The Life-or-Death Reason Kids Need to Learn to Fail

The Life-or-Death Reason Kids Need to Learn to Fail: Why Children Should Be Able To Fail

Why do kids have such a hard time learning?

They are taught from birth that they must succeed at all costs! If they don’t, it’s because they’re lazy or stupid. However, if you really think about it, there are many reasons why kids might not be able to learn something. Some of these reasons include:

They don’t want to work hard enough (this is called “I’m too young/too weak”)

Their teachers aren’t encouraging them enough, so they give up (this is called “they’re being mean” or “their expectations are unrealistic”)

There isn’t much opportunity for them to practice their skills in school, so they quit (this is called “it’s boring!”)

They feel like they won’t get good grades anyway, so they quit (this is called “it’s too easy”)

They don’t believe in themselves, so they give up (this is called “I’m just not smart enough” or “I don’t have what it takes”)

They’ve set their minds to a goal that is so far out of reach, they’ve convinced themselves that they can’t reach it (this is called “it’s impossible”)

Why are these things such a problem?

Because kids aren’t learning the most important skill in life: how to keep going, even when the odds are against you.
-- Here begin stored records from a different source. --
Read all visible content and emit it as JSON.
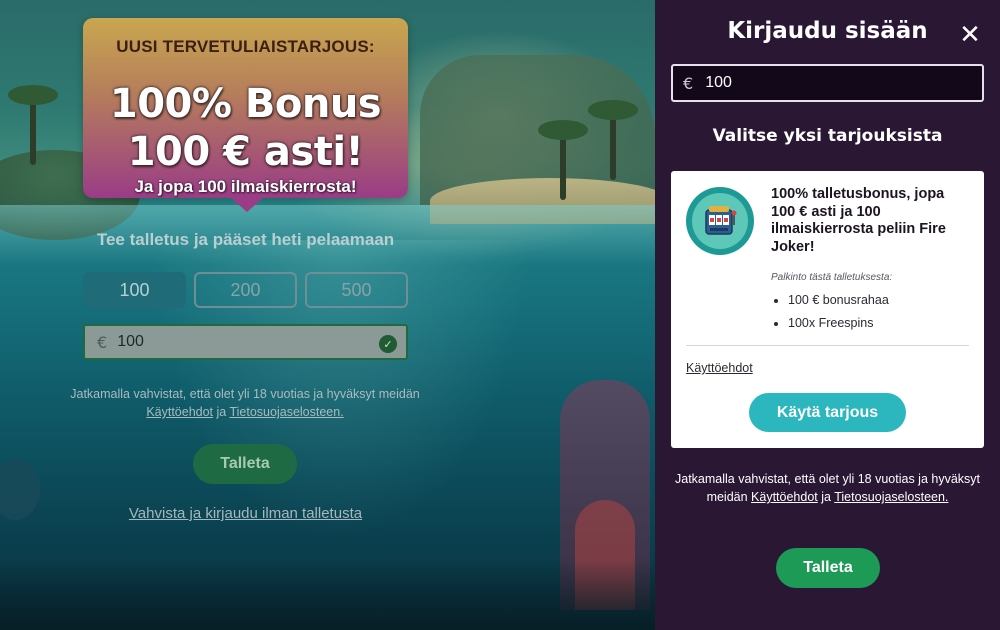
{
  "promo": {
    "kicker": "UUSI TERVETULIAISTARJOUS:",
    "headline_line1": "100% Bonus",
    "headline_line2": "100 € asti!",
    "subline": "Ja jopa 100 ilmaiskierrosta!"
  },
  "deposit": {
    "title": "Tee talletus ja pääset heti pelaamaan",
    "amounts": [
      "100",
      "200",
      "500"
    ],
    "selected_amount": "100",
    "currency_symbol": "€",
    "field_value": "100",
    "consent_prefix": "Jatkamalla vahvistat, että olet yli 18 vuotias ja hyväksyt meidän ",
    "terms_link": "Käyttöehdot",
    "consent_and": " ja ",
    "privacy_link": "Tietosuojaselosteen.",
    "deposit_button": "Talleta",
    "skip_link": "Vahvista ja kirjaudu ilman talletusta"
  },
  "panel": {
    "title": "Kirjaudu sisään",
    "close_icon": "close-icon",
    "currency_symbol": "€",
    "amount_value": "100",
    "offers_title": "Valitse yksi tarjouksista",
    "offer": {
      "icon": "slot-machine-icon",
      "headline": "100% talletusbonus, jopa 100 € asti ja 100 ilmaiskierrosta peliin Fire Joker!",
      "reward_label": "Palkinto tästä talletuksesta:",
      "rewards": [
        "100 € bonusrahaa",
        "100x Freespins"
      ],
      "terms_link": "Käyttöehdot",
      "use_button": "Käytä tarjous"
    },
    "consent_prefix": "Jatkamalla vahvistat, että olet yli 18 vuotias ja hyväksyt meidän ",
    "terms_link": "Käyttöehdot",
    "consent_and": " ja ",
    "privacy_link": "Tietosuojaselosteen.",
    "deposit_button": "Talleta"
  },
  "colors": {
    "panel_bg": "#2a1734",
    "accent_teal": "#2bb7bd",
    "deposit_green": "#1e9a57"
  }
}
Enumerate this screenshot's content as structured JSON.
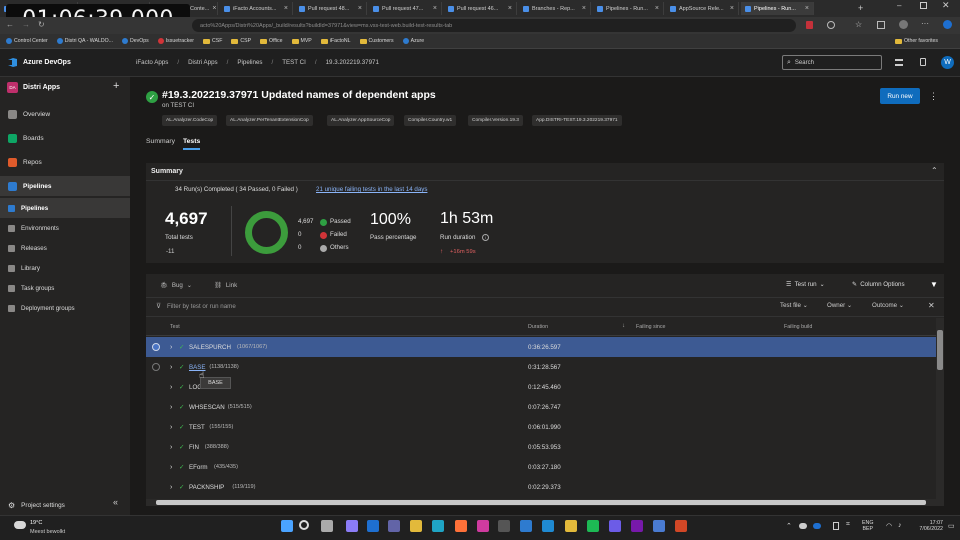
{
  "recording_timer": "01:06:39.000",
  "browser": {
    "tabs": [
      {
        "title": "Requests · Dev..."
      },
      {
        "title": "ERP Eyes Lun..."
      },
      {
        "title": "HADOCK Conte..."
      },
      {
        "title": "iFacto Accounts..."
      },
      {
        "title": "Pull request 48..."
      },
      {
        "title": "Pull request 47..."
      },
      {
        "title": "Pull request 46..."
      },
      {
        "title": "Branches - Rep..."
      },
      {
        "title": "Pipelines - Run..."
      },
      {
        "title": "AppSource Rele..."
      },
      {
        "title": "Pipelines - Run..."
      }
    ],
    "url": "acto%20Apps/Distri%20Apps/_build/results?buildId=37971&view=ms.vss-test-web.build-test-results-tab",
    "bookmarks": [
      "Control Center",
      "Distri QA - WALDO...",
      "DevOps",
      "Issuetracker",
      "CSF",
      "CSP",
      "Office",
      "MVP",
      "iFactoNL",
      "Customers",
      "Azure"
    ],
    "other_favorites": "Other favorites"
  },
  "ado": {
    "brand": "Azure DevOps",
    "breadcrumbs": [
      "iFacto Apps",
      "Distri Apps",
      "Pipelines",
      "TEST CI",
      "19.3.202219.37971"
    ],
    "search_placeholder": "Search",
    "avatar_initial": "W"
  },
  "sidebar": {
    "project_badge": "DA",
    "project_name": "Distri Apps",
    "items": [
      {
        "label": "Overview",
        "color": "#8a8886"
      },
      {
        "label": "Boards",
        "color": "#0ea665"
      },
      {
        "label": "Repos",
        "color": "#e05b2b"
      },
      {
        "label": "Pipelines",
        "color": "#2e7bcf"
      },
      {
        "label": "Pipelines",
        "color": "#2e7bcf"
      },
      {
        "label": "Environments",
        "color": "#8a8886"
      },
      {
        "label": "Releases",
        "color": "#8a8886"
      },
      {
        "label": "Library",
        "color": "#8a8886"
      },
      {
        "label": "Task groups",
        "color": "#8a8886"
      },
      {
        "label": "Deployment groups",
        "color": "#8a8886"
      }
    ],
    "project_settings": "Project settings"
  },
  "run": {
    "title": "#19.3.202219.37971 Updated names of dependent apps",
    "subtitle": "on TEST CI",
    "run_new": "Run new",
    "chips": [
      "AL.Analyzer.CodeCop",
      "AL.Analyzer.PerTenantExtensionCop",
      "AL.Analyzer.AppSourceCop",
      "Compiler.Country.w1",
      "Compiler.Version.19.3",
      "App.DISTRI-TEST.19.3.202219.37971"
    ],
    "tabs": [
      "Summary",
      "Tests"
    ]
  },
  "summary": {
    "header": "Summary",
    "runs_text": "34 Run(s) Completed ( 34 Passed, 0 Failed )",
    "failing_link": "21 unique failing tests in the last 14 days",
    "total_tests": "4,697",
    "total_label": "Total tests",
    "total_delta": "-11",
    "legend": [
      {
        "count": "4,697",
        "label": "Passed",
        "color": "#2ea043"
      },
      {
        "count": "0",
        "label": "Failed",
        "color": "#d13438"
      },
      {
        "count": "0",
        "label": "Others",
        "color": "#aaaaaa"
      }
    ],
    "pass_pct": "100%",
    "pass_label": "Pass percentage",
    "duration": "1h 53m",
    "duration_label": "Run duration",
    "duration_delta": "+16m 59s"
  },
  "toolbar": {
    "bug": "Bug",
    "link": "Link",
    "test_run": "Test run",
    "column_options": "Column Options",
    "filter_placeholder": "Filter by test or run name",
    "test_file": "Test file",
    "owner": "Owner",
    "outcome": "Outcome"
  },
  "table": {
    "columns": [
      "Test",
      "Duration",
      "Failing since",
      "Failing build"
    ],
    "rows": [
      {
        "name": "SALESPURCH",
        "count": "(1067/1067)",
        "duration": "0:36:26.597"
      },
      {
        "name": "BASE",
        "count": "(1138/1138)",
        "duration": "0:31:28.567"
      },
      {
        "name": "LOGI",
        "count": "7/377)",
        "duration": "0:12:45.460"
      },
      {
        "name": "WHSESCAN",
        "count": "(515/515)",
        "duration": "0:07:26.747"
      },
      {
        "name": "TEST",
        "count": "(155/155)",
        "duration": "0:06:01.990"
      },
      {
        "name": "FIN",
        "count": "(388/388)",
        "duration": "0:05:53.953"
      },
      {
        "name": "EForm",
        "count": "(435/435)",
        "duration": "0:03:27.180"
      },
      {
        "name": "PACKNSHIP",
        "count": "(119/119)",
        "duration": "0:02:29.373"
      }
    ],
    "tooltip": "BASE"
  },
  "taskbar": {
    "weather_temp": "19°C",
    "weather_text": "Meest bewolkt",
    "lang_top": "ENG",
    "lang_bottom": "BEP",
    "time": "17:07",
    "date": "7/06/2022"
  }
}
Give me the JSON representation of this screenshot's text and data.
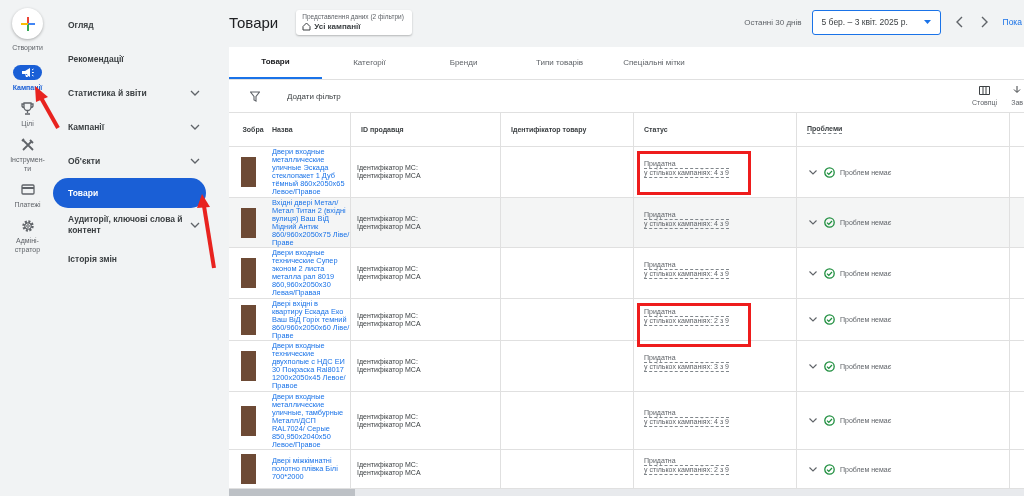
{
  "rail": {
    "create_label": "Створити",
    "items": [
      {
        "kind": "megaphone",
        "label": "Кампанії",
        "selected": true
      },
      {
        "kind": "trophy",
        "label": "Цілі",
        "selected": false
      },
      {
        "kind": "tools",
        "label": "Інструмен-\nти",
        "selected": false
      },
      {
        "kind": "card",
        "label": "Платежі",
        "selected": false
      },
      {
        "kind": "gear",
        "label": "Адміні-\nстратор",
        "selected": false
      }
    ]
  },
  "nav": [
    {
      "label": "Огляд",
      "expandable": false,
      "selected": false
    },
    {
      "label": "Рекомендації",
      "expandable": false,
      "selected": false
    },
    {
      "label": "Статистика й звіти",
      "expandable": true,
      "selected": false
    },
    {
      "label": "Кампанії",
      "expandable": true,
      "selected": false
    },
    {
      "label": "Об'єкти",
      "expandable": true,
      "selected": false
    },
    {
      "label": "Товари",
      "expandable": false,
      "selected": true
    },
    {
      "label": "Аудиторії, ключові слова й контент",
      "expandable": true,
      "selected": false
    },
    {
      "label": "Історія змін",
      "expandable": false,
      "selected": false
    }
  ],
  "page_title": "Товари",
  "view_filter": {
    "caption": "Представлення даних (2 фільтри)",
    "value": "Усі кампанії"
  },
  "date": {
    "preset": "Останні 30 днів",
    "range": "5 бер. – 3 квіт. 2025 р."
  },
  "show_link": "Пока",
  "tabs": [
    {
      "label": "Товари",
      "selected": true
    },
    {
      "label": "Категорії",
      "selected": false
    },
    {
      "label": "Бренди",
      "selected": false
    },
    {
      "label": "Типи товарів",
      "selected": false
    },
    {
      "label": "Спеціальні мітки",
      "selected": false
    }
  ],
  "toolbar": {
    "add_filter": "Додати фільтр",
    "columns": "Стовпці",
    "more": "Зав"
  },
  "columns": [
    "Зобра",
    "Назва",
    "ID продавця",
    "Ідентифікатор товару",
    "Статус",
    "Проблеми"
  ],
  "rows": [
    {
      "name": "Двери входные металлические уличные Эскада стеклопакет 1 Дуб тёмный 860х2050х65 Левое/Правое",
      "seller_id": [
        "Ідентифікатор MC:",
        "Ідентифікатор MCA"
      ],
      "status": "Придатна",
      "status_detail": "у стількох кампаніях: 4 з 9",
      "issues": "Проблем немає",
      "hovered": false,
      "highlighted": true
    },
    {
      "name": "Вхідні двері Метал/Метал Титан 2 (вхідні вулиця) Ваш ВіД Мідний Антик 860/960х2050х75 Ліве/Праве",
      "seller_id": [
        "Ідентифікатор MC:",
        "Ідентифікатор MCA"
      ],
      "status": "Придатна",
      "status_detail": "у стількох кампаніях: 4 з 9",
      "issues": "Проблем немає",
      "hovered": true,
      "highlighted": false
    },
    {
      "name": "Двери входные технические Супер эконом 2 листа металла рал 8019 860,960х2050х30 Левая/Правая",
      "seller_id": [
        "Ідентифікатор MC:",
        "Ідентифікатор MCA"
      ],
      "status": "Придатна",
      "status_detail": "у стількох кампаніях: 4 з 9",
      "issues": "Проблем немає",
      "hovered": false,
      "highlighted": false
    },
    {
      "name": "Двері вхідні в квартиру Ескада Еко Ваш ВіД Горіх темний 860/960х2050х60 Ліве/Праве",
      "seller_id": [
        "Ідентифікатор MC:",
        "Ідентифікатор MCA"
      ],
      "status": "Придатна",
      "status_detail": "у стількох кампаніях: 2 з 9",
      "issues": "Проблем немає",
      "hovered": false,
      "highlighted": true
    },
    {
      "name": "Двери входные технические двухполые с НДС ЕИ 30 Покраска Ral8017 1200х2050х45 Левое/Правое",
      "seller_id": [
        "Ідентифікатор MC:",
        "Ідентифікатор MCA"
      ],
      "status": "Придатна",
      "status_detail": "у стількох кампаніях: 3 з 9",
      "issues": "Проблем немає",
      "hovered": false,
      "highlighted": false
    },
    {
      "name": "Двери входные металлические уличные, тамбурные Металл/ДСП RAL7024/ Серые 850,950х2040х50 Левое/Правое",
      "seller_id": [
        "Ідентифікатор MC:",
        "Ідентифікатор MCA"
      ],
      "status": "Придатна",
      "status_detail": "у стількох кампаніях: 4 з 9",
      "issues": "Проблем немає",
      "hovered": false,
      "highlighted": false
    },
    {
      "name": "Двері міжкімнатні полотно плівка Білі 700*2000",
      "seller_id": [
        "Ідентифікатор MC:",
        "Ідентифікатор MCA"
      ],
      "status": "Придатна",
      "status_detail": "у стількох кампаніях: 2 з 9",
      "issues": "Проблем немає",
      "hovered": false,
      "highlighted": false
    }
  ]
}
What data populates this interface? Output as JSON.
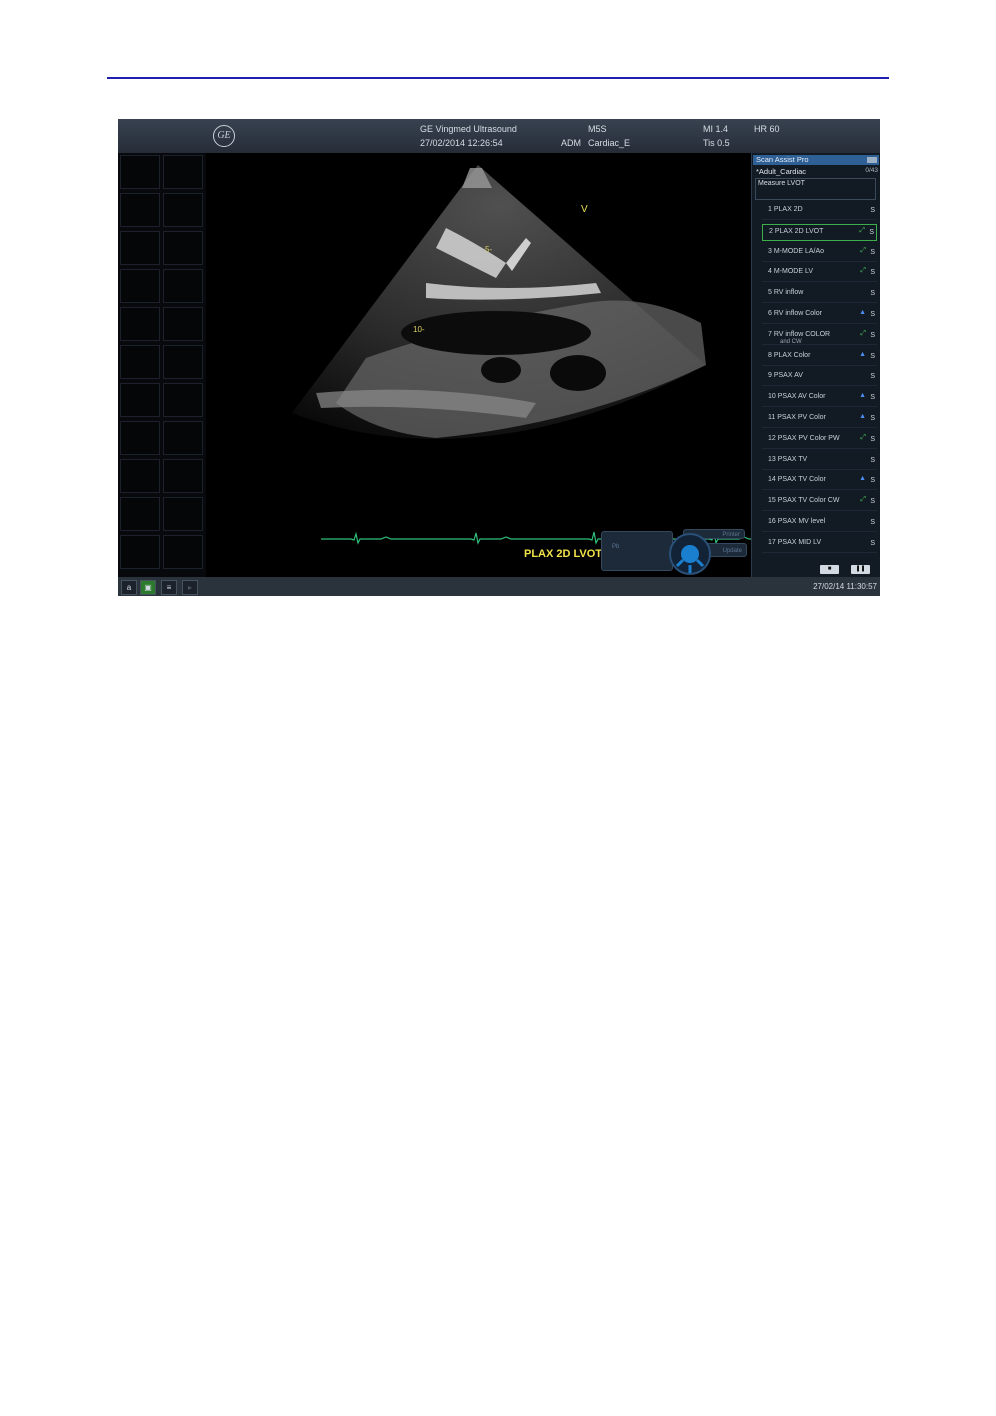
{
  "header": {
    "logo": "GE",
    "device": "GE Vingmed Ultrasound",
    "datetime": "27/02/2014 12:26:54",
    "probe": "M5S",
    "operator": "ADM",
    "preset": "Cardiac_E",
    "mi": "MI 1.4",
    "tis": "Tis 0.5",
    "hr": "HR 60"
  },
  "image": {
    "v_marker": "V",
    "depth_5": "5-",
    "depth_10": "10-",
    "view_label": "PLAX 2D LVOT",
    "hr_value": "60",
    "hr_unit": "HR"
  },
  "controls": {
    "pad_left": "Pb",
    "pad_top": "Printer",
    "pad_right": "Update"
  },
  "scan_assist": {
    "title": "Scan Assist Pro",
    "protocol": "*Adult_Cardiac",
    "count": "0/43",
    "current_step": "Measure LVOT",
    "steps": [
      {
        "label": "1  PLAX 2D",
        "sub": "",
        "icon": "",
        "s": "S"
      },
      {
        "label": "2  PLAX 2D LVOT",
        "sub": "",
        "icon": "measure-icon",
        "s": "S"
      },
      {
        "label": "3  M-MODE LA/Ao",
        "sub": "",
        "icon": "measure-icon",
        "s": "S"
      },
      {
        "label": "4  M-MODE LV",
        "sub": "",
        "icon": "measure-icon",
        "s": "S"
      },
      {
        "label": "5  RV inflow",
        "sub": "",
        "icon": "",
        "s": "S"
      },
      {
        "label": "6  RV inflow Color",
        "sub": "",
        "icon": "color-icon",
        "s": "S"
      },
      {
        "label": "7  RV inflow COLOR",
        "sub": "and CW",
        "icon": "measure-icon",
        "s": "S"
      },
      {
        "label": "8  PLAX Color",
        "sub": "",
        "icon": "color-icon",
        "s": "S"
      },
      {
        "label": "9  PSAX AV",
        "sub": "",
        "icon": "",
        "s": "S"
      },
      {
        "label": "10 PSAX AV Color",
        "sub": "",
        "icon": "color-icon",
        "s": "S"
      },
      {
        "label": "11 PSAX PV  Color",
        "sub": "",
        "icon": "color-icon",
        "s": "S"
      },
      {
        "label": "12 PSAX PV  Color PW",
        "sub": "",
        "icon": "measure-icon",
        "s": "S"
      },
      {
        "label": "13 PSAX TV",
        "sub": "",
        "icon": "",
        "s": "S"
      },
      {
        "label": "14 PSAX TV Color",
        "sub": "",
        "icon": "color-icon",
        "s": "S"
      },
      {
        "label": "15 PSAX TV  Color  CW",
        "sub": "",
        "icon": "measure-icon",
        "s": "S"
      },
      {
        "label": "16 PSAX MV level",
        "sub": "",
        "icon": "",
        "s": "S"
      },
      {
        "label": "17 PSAX MID  LV",
        "sub": "",
        "icon": "",
        "s": "S"
      }
    ],
    "stop_icon": "■",
    "pause_icon": "❚❚"
  },
  "statusbar": {
    "btn_a": "a",
    "btn_2": "▣",
    "btn_3": "≡",
    "btn_4": "▸",
    "datetime": "27/02/14 11:30:57"
  },
  "colors": {
    "rule": "#1f1fb0",
    "accent_yellow": "#f2e44a",
    "ecg_green": "#2fbf7a",
    "active_green": "#3cae4a"
  }
}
Sources & references used in this article:

Change or die by A Deutschman, B Keeler – 2007 – abettercity.org

Parents’ Rights and the Value of the Family by H Brighouse, A Swift – Ethics, 2006 – journals.uchicago.edu

Children and their basic needs by DL Prince, EM Howard – Early Childhood Education Journal, 2002 – Springer

Moral distress among nursing and non-nursing students by LM Range, AL Rotherham – Nursing ethics, 2010 – journals.sagepub.com

Life or Death: The Relationship between Child Abuse and the Education System by A Wilson – 2012 – digitalcommons.liberty.edu

Life or death. The social impact of paramedics and first responders in landmine-infested villages in northern Iraq by T Wisborg, M Murad, O Edvardsen, BS Brinchmann – 2008 – rrh.org.au